= REQUIRED WORK =
When you return the material, keep every line exactly as it is and omit the pictures.

= EXERCISE DATA =
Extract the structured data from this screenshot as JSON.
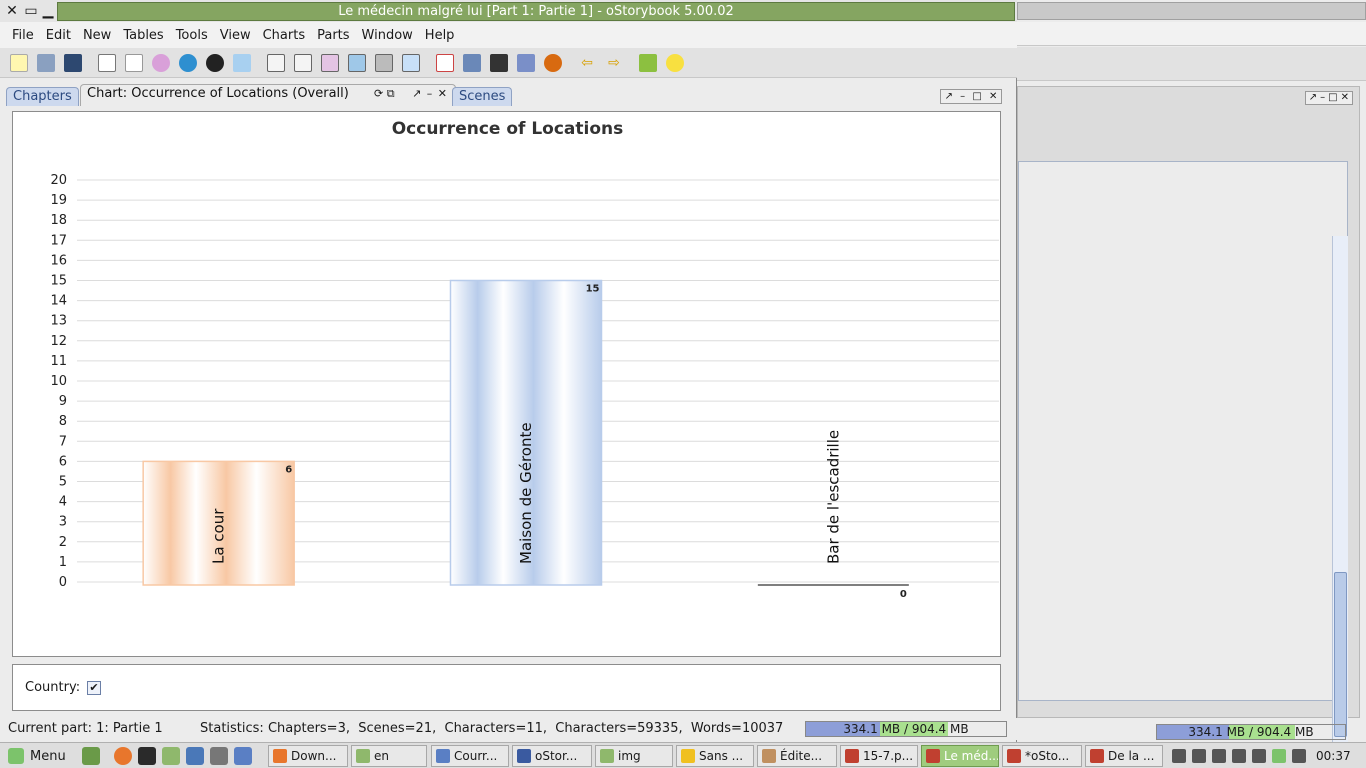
{
  "window": {
    "title": "Le médecin malgré lui [Part 1: Partie 1] - oStorybook 5.00.02",
    "controls": [
      "close-icon",
      "restore-icon",
      "minimize-icon"
    ]
  },
  "menu": [
    "File",
    "Edit",
    "New",
    "Tables",
    "Tools",
    "View",
    "Charts",
    "Parts",
    "Window",
    "Help"
  ],
  "toolbar_icons": [
    "new-file-icon",
    "open-folder-icon",
    "save-icon",
    "new-chapter-icon",
    "new-scene-icon",
    "new-character-icon",
    "new-location-icon",
    "new-item-icon",
    "new-tag-icon",
    "chapters-table-icon",
    "scenes-table-icon",
    "characters-table-icon",
    "locations-table-icon",
    "items-table-icon",
    "tags-table-icon",
    "calendar-icon",
    "book-icon",
    "manage-icon",
    "reading-icon",
    "memoria-icon",
    "previous-part-icon",
    "next-part-icon",
    "idea-folder-icon",
    "lightbulb-icon"
  ],
  "tabs": {
    "chapters": "Chapters",
    "chart": "Chart: Occurrence of Locations (Overall)",
    "scenes": "Scenes"
  },
  "chart_data": {
    "type": "bar",
    "title": "Occurrence of Locations",
    "categories": [
      "La cour",
      "Maison de Géronte",
      "Bar de l'escadrille"
    ],
    "values": [
      6,
      15,
      0
    ],
    "colors": [
      "#f8c8a4",
      "#b8cceb",
      "#b8cceb"
    ],
    "ylim": [
      0,
      20
    ],
    "yticks": [
      0,
      1,
      2,
      3,
      4,
      5,
      6,
      7,
      8,
      9,
      10,
      11,
      12,
      13,
      14,
      15,
      16,
      17,
      18,
      19,
      20
    ],
    "grid": true,
    "xlabel": "",
    "ylabel": ""
  },
  "options": {
    "country_label": "Country:",
    "country_checked": true,
    "check_glyph": "✔"
  },
  "status": {
    "current_part": "Current part: 1: Partie 1",
    "statistics": "Statistics: Chapters=3,  Scenes=21,  Characters=11,  Characters=59335,  Words=10037",
    "memory": "334.1 MB / 904.4 MB"
  },
  "background_window": {
    "memory": "334.1 MB / 904.4 MB"
  },
  "taskbar": {
    "menu_label": "Menu",
    "tasks": [
      "Down...",
      "en",
      "Courr...",
      "oStor...",
      "img",
      "Sans ...",
      "Édite...",
      "15-7.p...",
      "Le méd...",
      "*oSto...",
      "De la ..."
    ],
    "active_task_index": 8,
    "clock": "00:37"
  }
}
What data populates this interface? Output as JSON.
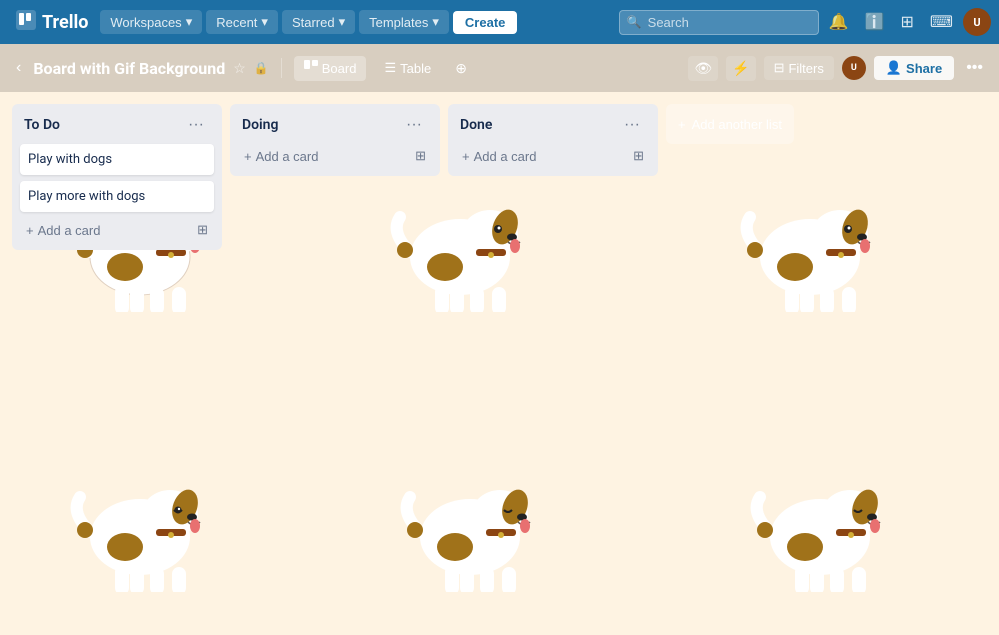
{
  "nav": {
    "logo": "Trello",
    "logo_icon": "⬛",
    "workspaces_label": "Workspaces",
    "recent_label": "Recent",
    "starred_label": "Starred",
    "templates_label": "Templates",
    "create_label": "Create",
    "search_placeholder": "Search",
    "notification_icon": "bell",
    "info_icon": "info",
    "apps_icon": "grid",
    "dev_icon": "code",
    "avatar_initials": "U"
  },
  "board_header": {
    "title": "Board with Gif Background",
    "collapse_icon": "chevron-left",
    "star_icon": "star",
    "lock_icon": "lock",
    "view_board_label": "Board",
    "view_table_label": "Table",
    "more_icon": "more",
    "power_icon": "lightning",
    "automation_icon": "automation",
    "filters_label": "Filters",
    "share_label": "Share",
    "ellipsis_icon": "ellipsis"
  },
  "lists": [
    {
      "id": "todo",
      "title": "To Do",
      "cards": [
        {
          "id": "card1",
          "text": "Play with dogs"
        },
        {
          "id": "card2",
          "text": "Play more with dogs"
        }
      ],
      "add_card_label": "Add a card"
    },
    {
      "id": "doing",
      "title": "Doing",
      "cards": [],
      "add_card_label": "Add a card"
    },
    {
      "id": "done",
      "title": "Done",
      "cards": [],
      "add_card_label": "Add a card"
    }
  ],
  "add_another_list_label": "Add another list",
  "colors": {
    "nav_bg": "#1d6fa4",
    "board_bg": "#fef3e2",
    "list_bg": "#ebecf0",
    "card_bg": "#ffffff"
  }
}
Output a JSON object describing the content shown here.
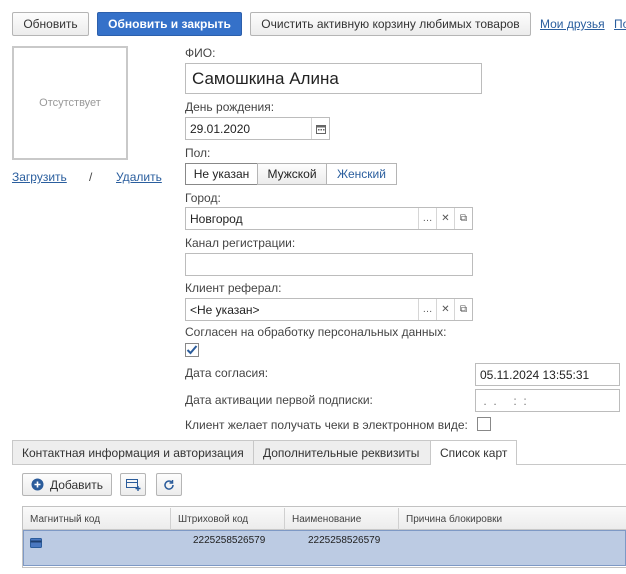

= WRITTEN SOLUTION =
Extract the structured data from this screenshot as JSON.
{
  "window": {
    "title": "Le médecin malgré lui [Part 1: Partie 1] - oStorybook 5.00.02",
    "controls": [
      "close-icon",
      "restore-icon",
      "minimize-icon"
    ]
  },
  "menu": [
    "File",
    "Edit",
    "New",
    "Tables",
    "Tools",
    "View",
    "Charts",
    "Parts",
    "Window",
    "Help"
  ],
  "toolbar_icons": [
    "new-file-icon",
    "open-folder-icon",
    "save-icon",
    "new-chapter-icon",
    "new-scene-icon",
    "new-character-icon",
    "new-location-icon",
    "new-item-icon",
    "new-tag-icon",
    "chapters-table-icon",
    "scenes-table-icon",
    "characters-table-icon",
    "locations-table-icon",
    "items-table-icon",
    "tags-table-icon",
    "calendar-icon",
    "book-icon",
    "manage-icon",
    "reading-icon",
    "memoria-icon",
    "previous-part-icon",
    "next-part-icon",
    "idea-folder-icon",
    "lightbulb-icon"
  ],
  "tabs": {
    "chapters": "Chapters",
    "chart": "Chart: Occurrence of Locations (Overall)",
    "scenes": "Scenes"
  },
  "chart_data": {
    "type": "bar",
    "title": "Occurrence of Locations",
    "categories": [
      "La cour",
      "Maison de Géronte",
      "Bar de l'escadrille"
    ],
    "values": [
      6,
      15,
      0
    ],
    "colors": [
      "#f8c8a4",
      "#b8cceb",
      "#b8cceb"
    ],
    "ylim": [
      0,
      20
    ],
    "yticks": [
      0,
      1,
      2,
      3,
      4,
      5,
      6,
      7,
      8,
      9,
      10,
      11,
      12,
      13,
      14,
      15,
      16,
      17,
      18,
      19,
      20
    ],
    "grid": true,
    "xlabel": "",
    "ylabel": ""
  },
  "options": {
    "country_label": "Country:",
    "country_checked": true,
    "check_glyph": "✔"
  },
  "status": {
    "current_part": "Current part: 1: Partie 1",
    "statistics": "Statistics: Chapters=3,  Scenes=21,  Characters=11,  Characters=59335,  Words=10037",
    "memory": "334.1 MB / 904.4 MB"
  },
  "background_window": {
    "memory": "334.1 MB / 904.4 MB"
  },
  "taskbar": {
    "menu_label": "Menu",
    "tasks": [
      "Down...",
      "en",
      "Courr...",
      "oStor...",
      "img",
      "Sans ...",
      "Édite...",
      "15-7.p...",
      "Le méd...",
      "*oSto...",
      "De la ..."
    ],
    "active_task_index": 8,
    "clock": "00:37"
  }
}
What data populates this interface? Output as JSON.
{
  "nav": {
    "logo": "Trello",
    "logo_icon": "⬛",
    "workspaces_label": "Workspaces",
    "recent_label": "Recent",
    "starred_label": "Starred",
    "templates_label": "Templates",
    "create_label": "Create",
    "search_placeholder": "Search",
    "notification_icon": "bell",
    "info_icon": "info",
    "apps_icon": "grid",
    "dev_icon": "code",
    "avatar_initials": "U"
  },
  "board_header": {
    "title": "Board with Gif Background",
    "collapse_icon": "chevron-left",
    "star_icon": "star",
    "lock_icon": "lock",
    "view_board_label": "Board",
    "view_table_label": "Table",
    "more_icon": "more",
    "power_icon": "lightning",
    "automation_icon": "automation",
    "filters_label": "Filters",
    "share_label": "Share",
    "ellipsis_icon": "ellipsis"
  },
  "lists": [
    {
      "id": "todo",
      "title": "To Do",
      "cards": [
        {
          "id": "card1",
          "text": "Play with dogs"
        },
        {
          "id": "card2",
          "text": "Play more with dogs"
        }
      ],
      "add_card_label": "Add a card"
    },
    {
      "id": "doing",
      "title": "Doing",
      "cards": [],
      "add_card_label": "Add a card"
    },
    {
      "id": "done",
      "title": "Done",
      "cards": [],
      "add_card_label": "Add a card"
    }
  ],
  "add_another_list_label": "Add another list",
  "colors": {
    "nav_bg": "#1d6fa4",
    "board_bg": "#fef3e2",
    "list_bg": "#ebecf0",
    "card_bg": "#ffffff"
  }
}
Output a JSON object describing the content shown here.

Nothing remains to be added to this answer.